  America’s Cup Fundraising is Floundering, NBC News, 6/13/11
  America’s Cup reach tax exempt status, KGO ABC News, 9/19/11
  America’s Cup organizers hit first fundraising goal, SF Chronicle, 1/6/12
  America’s Cup needs ‘significant additional fundraising,’ SF Chronicle, 2/7/12
  ‘Significant’ fundraising needed for America’s Cup group, SF Business Times, 2/7/12
  Controller: America’s Cup needs more fundraising to cover city costs, SF Examiner, 2/8/12
  City Pushes to Fill Fundraising Gap for America’s Cup, KTVU Ch. 2, 2/11/13

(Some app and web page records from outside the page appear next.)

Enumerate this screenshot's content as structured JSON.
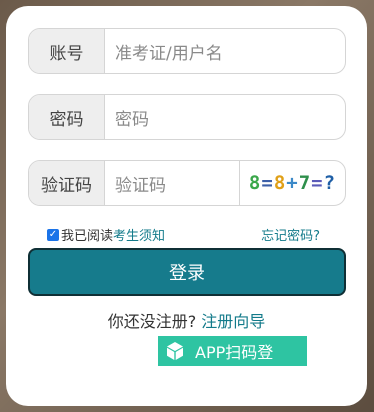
{
  "form": {
    "account_label": "账号",
    "account_placeholder": "准考证/用户名",
    "password_label": "密码",
    "password_placeholder": "密码",
    "captcha_label": "验证码",
    "captcha_placeholder": "验证码",
    "captcha_text": [
      "8",
      "=",
      "8",
      "+",
      "7",
      "=",
      "?"
    ],
    "captcha_colors": [
      "#3aa74a",
      "#3c5fa8",
      "#e0a018",
      "#3c89c8",
      "#2e8f4b",
      "#5a5ab8",
      "#1f5fa6"
    ]
  },
  "agree": {
    "checked": true,
    "text": "我已阅读",
    "link": "考生须知"
  },
  "forgot_password": "忘记密码?",
  "login_button": "登录",
  "register": {
    "prompt": "你还没注册?",
    "link": "注册向导"
  },
  "app_button": {
    "label": "APP扫码登",
    "icon": "cube-icon"
  }
}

  “In order to accommodate McClellan, commissioners agreed to waive two post-employment restrictions for city officials. The first is a yearlong post-employment communications ban, and the second prohibits former city employees from receiving compensation from city contractors for two years. . . . Asked what would happen if ACOC somehow failed to raise the agreed-upon funds, placing McClellan in the position of having to explain the shortfall or re-negotiate with her former coworkers, Ethics Commission Deputy Executive Director Mabel Ng allowed, ‘If something like that happened, there might be a conflict.’ And what justification was given for waiving the ban on former employees receiving compensation from city contractors? "For that one, in the law itself, it says the commission may waive it ... if it would cause extreme hardship," Ng explained. "There would be a hardship, because ... this is a great opportunity for her, and there was a short timeline for her to do it." Pressed on that point, Ng confirmed that the “hardship” in this case was the possibility of being barred from a great job opportunity, not the threat of financial impact or job loss. The other issue, Ng said, was that without McClellan serving in that post, the committee's fundraising effort might not be successful. "It just seemed like, you need to have somebody take charge," she said. "The committee may suffer without her at the helm. If she were not able to do that, the committee -- which plays a very crucial role in this -- may not be able to meet its obligations.’” Mayoral staff member to direct America’s Cup Organizing Committee, SF Bay Guardian, 4/7/11